Squats can be a super-effective lower-body exercise, but if they aggravate your knees, don’t sweat it: You can get in a great, knee-friendly workout that will still target your legs and butt. In fact, we have an awesome four-move routine that will light up your lower half with absolutely no squatting involved!

So, why might the squat make your knees cranky? There are tons of reasons why that may be. For example, form errors—like your knees caving in or your toes or heels lifting off the floor—or limited mobility in your hips or ankles could cause aggravation at the knee joint, ACE-certified personal trainer Sivan Fagan, CPT, owner of Strong With Sivan, tells SELF. A certified trainer or physical therapist can help correct technique and mobility issues that can possibly help alleviate your knee pain, but it could also be that you just need to avoid exercises that involve lots of knee flexion (bending at the knee), like squats, jumps, and some types of lunges.

Remember, strength training doesn’t have to look a certain way, or include certain exercises, for it to be effective. There’s no one “best” workout across the board: The best strength training workout is one that works for your body and makes you feel good—meaning it’s one you’ll want to stick with. So even though you may think a lower-body workout should include squats, it certainly doesn’t have to, especially if they don’t make your body feel great.

“There are a lot of other exercises you can do that don’t involve complete knee flexion,” ​​says Fagan.

Exercises that don’t include lots of knee flexion include deadlift variations, glute bridges, and hip thrusts, which are primarily centered on movement at the hip joint versus the knee joint. Additionally, reverse lunges can be a more knee-friendly option than forward lunges or squats, says Fagan. Even though reverse lunges do involve bending at the knee, the positioning makes it easier to push through your heel, which lights up the backside of your leg versus the front.

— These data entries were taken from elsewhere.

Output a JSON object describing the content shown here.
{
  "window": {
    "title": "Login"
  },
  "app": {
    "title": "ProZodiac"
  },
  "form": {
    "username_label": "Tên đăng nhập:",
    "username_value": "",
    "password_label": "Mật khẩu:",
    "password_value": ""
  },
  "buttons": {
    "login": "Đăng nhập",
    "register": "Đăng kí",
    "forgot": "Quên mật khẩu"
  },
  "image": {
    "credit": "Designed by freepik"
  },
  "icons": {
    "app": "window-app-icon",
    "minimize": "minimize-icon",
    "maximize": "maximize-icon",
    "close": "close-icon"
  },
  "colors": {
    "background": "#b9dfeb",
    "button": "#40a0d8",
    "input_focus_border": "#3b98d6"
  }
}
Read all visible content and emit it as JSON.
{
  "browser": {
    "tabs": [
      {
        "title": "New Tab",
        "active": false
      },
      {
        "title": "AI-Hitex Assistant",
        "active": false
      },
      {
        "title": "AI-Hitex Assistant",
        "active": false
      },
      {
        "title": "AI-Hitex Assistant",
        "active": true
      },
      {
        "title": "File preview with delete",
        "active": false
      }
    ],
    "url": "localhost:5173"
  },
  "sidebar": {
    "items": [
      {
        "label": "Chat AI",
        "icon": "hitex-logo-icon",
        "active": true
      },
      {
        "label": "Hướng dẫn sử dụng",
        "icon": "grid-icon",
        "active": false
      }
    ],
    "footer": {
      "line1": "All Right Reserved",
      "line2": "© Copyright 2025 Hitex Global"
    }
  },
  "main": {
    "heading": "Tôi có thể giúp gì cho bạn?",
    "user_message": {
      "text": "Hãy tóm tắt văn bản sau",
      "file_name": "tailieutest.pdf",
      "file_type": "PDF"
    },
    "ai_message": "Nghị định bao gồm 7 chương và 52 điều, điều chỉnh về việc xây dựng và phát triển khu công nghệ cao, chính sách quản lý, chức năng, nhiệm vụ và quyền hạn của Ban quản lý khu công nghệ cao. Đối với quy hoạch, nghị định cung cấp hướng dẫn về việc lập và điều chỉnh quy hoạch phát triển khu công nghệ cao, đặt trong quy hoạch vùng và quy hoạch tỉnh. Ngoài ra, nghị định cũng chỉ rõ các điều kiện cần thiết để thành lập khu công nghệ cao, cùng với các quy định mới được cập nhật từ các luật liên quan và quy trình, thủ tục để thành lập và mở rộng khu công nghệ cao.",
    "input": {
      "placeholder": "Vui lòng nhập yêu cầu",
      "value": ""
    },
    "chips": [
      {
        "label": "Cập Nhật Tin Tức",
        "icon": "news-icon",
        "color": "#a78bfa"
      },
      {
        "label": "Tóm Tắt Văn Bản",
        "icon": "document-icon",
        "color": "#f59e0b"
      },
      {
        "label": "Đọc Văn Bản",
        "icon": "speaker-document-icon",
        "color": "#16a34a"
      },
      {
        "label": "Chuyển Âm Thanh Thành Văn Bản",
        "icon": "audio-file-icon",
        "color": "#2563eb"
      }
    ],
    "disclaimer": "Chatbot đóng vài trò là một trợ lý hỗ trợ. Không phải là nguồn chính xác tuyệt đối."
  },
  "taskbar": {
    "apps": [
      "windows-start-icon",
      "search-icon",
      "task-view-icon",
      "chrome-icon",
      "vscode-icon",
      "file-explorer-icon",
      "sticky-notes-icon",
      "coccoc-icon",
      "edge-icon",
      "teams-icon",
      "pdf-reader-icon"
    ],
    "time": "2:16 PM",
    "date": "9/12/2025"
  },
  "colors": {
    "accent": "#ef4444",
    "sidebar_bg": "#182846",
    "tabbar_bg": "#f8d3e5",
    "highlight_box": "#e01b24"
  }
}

Plus, no matter what lower-body exercise you’re doing, keeping some execution cues in mind can help prevent knee issues. For instance, it’s important to always push from your heel and midfoot and not your toes, says Fagan. Pushing from the toes can make your knee more likely to shoot forward, which then places excess stress on the knee joint, she explains.

Fagan created the below routine for SELF that will challenge your legs and glutes while going gentle on your knees. You can do this no-squat workout up to two times a week. Just make sure to schedule at least 48 hours of recovery between sessions; that’ll ensure your muscles get the downtime they need to rest and build back stronger.

It’s also important to do a warm-up before you start this routine so you don’t begin with cold, stiff muscles. Fagan suggests a few minutes of leg swings and striders as well as the dynamic adductor stretch, and 90/90 stretch.